- Do you have community support?
- How will you sustain your efforts?
- What makes you uniquely qualified to do what you say you can do?
Answering all eight questions, whether asked in the application guidelines or not, your grant proposal will stand out because you will have written a case for support that covers all the bases.
Review Committee Perspectives
As we talked about in Building Donor Relationships: Foundations, grant reviewers are looking for mission impact. They want to fund nonprofits who meet the community needs that the foundation is interested in impacting. They are most interested in what needs you see, how you meet those needs, what kind of success you’ve had meeting them in the past, and what makes you think you’ll be successful now.
You also have reviewers who are looking for something new, something beyond the same old things. Believe me, when you’re looking at a hundred or more proposals, it’s the unique ones that stand out. The agencies that know what makes them different than anyone else and are able to articulate it are the ones that make an impression. It’s much easier to remember and be impressed by a nonprofit that knows its niche than one who is just like everyone else.
Then you have a reviewer or two who goes straight to the budget and asks all kinds of questions about costs and if they’re necessary and reasonable. They look at the project and organizational budgets and attached agency financial statements and want to see financial strength and good financial management.
You have other reviewers who are more interested in the nonprofit’s reputation in the community and how well they work with others. These reviewers realize that the problems nonprofits address are big, hairy, and bodacious. They know that it takes a community to solve community-wide problems. These reviewers want to see how the nonprofit and their programs at hand fit into the community.
Generally, foundation funding is one-year funding. Foundations don’t want to fund financial leeches. They want to make sure that the program being funded can exist beyond their limited funding, both during the term of the grant and after the grant has ended. They want to see that other partners have some sort of financial buy in, that they are not just paying lip service to the program being considered. They want to see deep collaborations.
Answering all eight questions, whether asked or not, helps address the multitude of concerns the foundation’s board or review committee will have regarding funding your project. Showing awareness of all the concerns, and answering them, puts you in a favorable position when funding decisions are made.
Wrapping It Up
- There are more than 1.56 million nonprofits in the U.S., many of them competing for the same pot of funding.
- To stand out, answer the eight questions, whether explicitly asked or not.
- Foundation reviewers are generally looking for mission impact.
- Know your niche and be able to articulate it.
- Be able to show financial strength.
- Show your community connections.

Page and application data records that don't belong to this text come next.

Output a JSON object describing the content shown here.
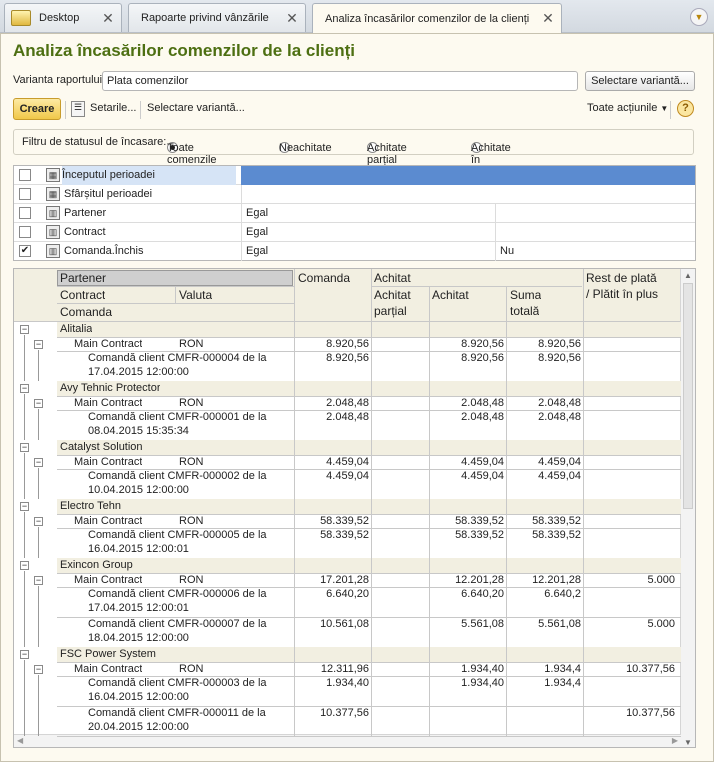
{
  "tabs": [
    {
      "label": "Desktop"
    },
    {
      "label": "Rapoarte privind vânzările"
    },
    {
      "label": "Analiza încasărilor comenzilor de la clienți"
    }
  ],
  "title": "Analiza încasărilor comenzilor de la clienți",
  "variant": {
    "label": "Varianta raportului:",
    "value": "Plata comenzilor",
    "select_button": "Selectare variantă..."
  },
  "toolbar": {
    "create": "Creare",
    "settings": "Setarile...",
    "select_variant": "Selectare variantă...",
    "all_actions": "Toate acțiunile",
    "help": "?"
  },
  "filter": {
    "label": "Filtru de statusul de încasare:",
    "options": [
      {
        "label": "Toate comenzile",
        "selected": true
      },
      {
        "label": "Neachitate",
        "selected": false
      },
      {
        "label": "Achitate parțial",
        "selected": false
      },
      {
        "label": "Achitate în totalitate",
        "selected": false
      }
    ]
  },
  "settings_rows": [
    {
      "name": "Începutul perioadei",
      "checked": false,
      "condition": "",
      "value": ""
    },
    {
      "name": "Sfârșitul perioadei",
      "checked": false,
      "condition": "",
      "value": ""
    },
    {
      "name": "Partener",
      "checked": false,
      "condition": "Egal",
      "value": ""
    },
    {
      "name": "Contract",
      "checked": false,
      "condition": "Egal",
      "value": ""
    },
    {
      "name": "Comanda.Închis",
      "checked": true,
      "condition": "Egal",
      "value": "Nu"
    }
  ],
  "report": {
    "headers": {
      "partener": "Partener",
      "contract": "Contract",
      "valuta": "Valuta",
      "comanda_row": "Comanda",
      "comanda": "Comanda",
      "achitat": "Achitat",
      "achitat_partial_1": "Achitat",
      "achitat_partial_2": "parțial",
      "achitat_sub": "Achitat",
      "suma_1": "Suma",
      "suma_2": "totală",
      "rest_1": "Rest de plată",
      "rest_2": "/ Plătit în plus"
    },
    "groups": [
      {
        "partner": "Alitalia",
        "contract": "Main Contract",
        "currency": "RON",
        "totals": {
          "comanda": "8.920,56",
          "partial": "",
          "achitat": "8.920,56",
          "suma": "8.920,56",
          "rest": ""
        },
        "orders": [
          {
            "line1": "Comandă client CMFR-000004 de la",
            "line2": "17.04.2015 12:00:00",
            "comanda": "8.920,56",
            "partial": "",
            "achitat": "8.920,56",
            "suma": "8.920,56",
            "rest": ""
          }
        ]
      },
      {
        "partner": "Avy Tehnic Protector",
        "contract": "Main Contract",
        "currency": "RON",
        "totals": {
          "comanda": "2.048,48",
          "partial": "",
          "achitat": "2.048,48",
          "suma": "2.048,48",
          "rest": ""
        },
        "orders": [
          {
            "line1": "Comandă client CMFR-000001 de la",
            "line2": "08.04.2015 15:35:34",
            "comanda": "2.048,48",
            "partial": "",
            "achitat": "2.048,48",
            "suma": "2.048,48",
            "rest": ""
          }
        ]
      },
      {
        "partner": "Catalyst Solution",
        "contract": "Main Contract",
        "currency": "RON",
        "totals": {
          "comanda": "4.459,04",
          "partial": "",
          "achitat": "4.459,04",
          "suma": "4.459,04",
          "rest": ""
        },
        "orders": [
          {
            "line1": "Comandă client CMFR-000002 de la",
            "line2": "10.04.2015 12:00:00",
            "comanda": "4.459,04",
            "partial": "",
            "achitat": "4.459,04",
            "suma": "4.459,04",
            "rest": ""
          }
        ]
      },
      {
        "partner": "Electro Tehn",
        "contract": "Main Contract",
        "currency": "RON",
        "totals": {
          "comanda": "58.339,52",
          "partial": "",
          "achitat": "58.339,52",
          "suma": "58.339,52",
          "rest": ""
        },
        "orders": [
          {
            "line1": "Comandă client CMFR-000005 de la",
            "line2": "16.04.2015 12:00:01",
            "comanda": "58.339,52",
            "partial": "",
            "achitat": "58.339,52",
            "suma": "58.339,52",
            "rest": ""
          }
        ]
      },
      {
        "partner": "Exincon Group",
        "contract": "Main Contract",
        "currency": "RON",
        "totals": {
          "comanda": "17.201,28",
          "partial": "",
          "achitat": "12.201,28",
          "suma": "12.201,28",
          "rest": "5.000"
        },
        "orders": [
          {
            "line1": "Comandă client CMFR-000006 de la",
            "line2": "17.04.2015 12:00:01",
            "comanda": "6.640,20",
            "partial": "",
            "achitat": "6.640,20",
            "suma": "6.640,2",
            "rest": ""
          },
          {
            "line1": "Comandă client CMFR-000007 de la",
            "line2": "18.04.2015 12:00:00",
            "comanda": "10.561,08",
            "partial": "",
            "achitat": "5.561,08",
            "suma": "5.561,08",
            "rest": "5.000"
          }
        ]
      },
      {
        "partner": "FSC Power System",
        "contract": "Main Contract",
        "currency": "RON",
        "totals": {
          "comanda": "12.311,96",
          "partial": "",
          "achitat": "1.934,40",
          "suma": "1.934,4",
          "rest": "10.377,56"
        },
        "orders": [
          {
            "line1": "Comandă client CMFR-000003 de la",
            "line2": "16.04.2015 12:00:00",
            "comanda": "1.934,40",
            "partial": "",
            "achitat": "1.934,40",
            "suma": "1.934,4",
            "rest": ""
          },
          {
            "line1": "Comandă client CMFR-000011 de la",
            "line2": "20.04.2015 12:00:00",
            "comanda": "10.377,56",
            "partial": "",
            "achitat": "",
            "suma": "",
            "rest": "10.377,56"
          }
        ]
      }
    ]
  },
  "colors": {
    "title": "#4d6f12",
    "accent": "#f5d46c",
    "selected_row": "#5b8bd0"
  }
}
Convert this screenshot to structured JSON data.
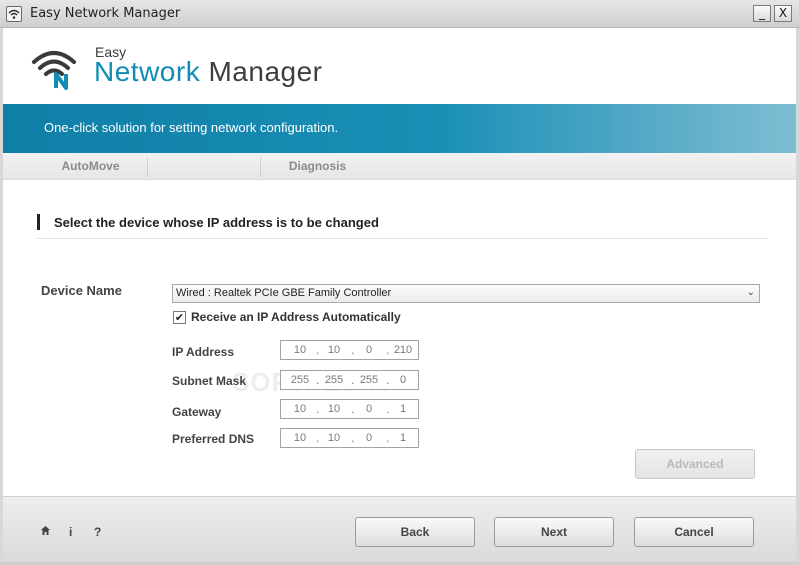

Grant writing is just one piece of the fundraising pie. It is also important to identify your nonprofit’s fundraising strengths and gaps, explore diverse revenue streams, engage your board and excite your community.
To learn what your agency can do to move ahead, schedule a complementary 30-minute strategy session with me. During our time together, we will clarify the fundraising issues your nonprofit is facing, explore possible solutions, and develop a plan of action.
When you make your appointment, you will be asked a few brief questions about your situation so that I am best prepared to help you. I look forward to our conversation!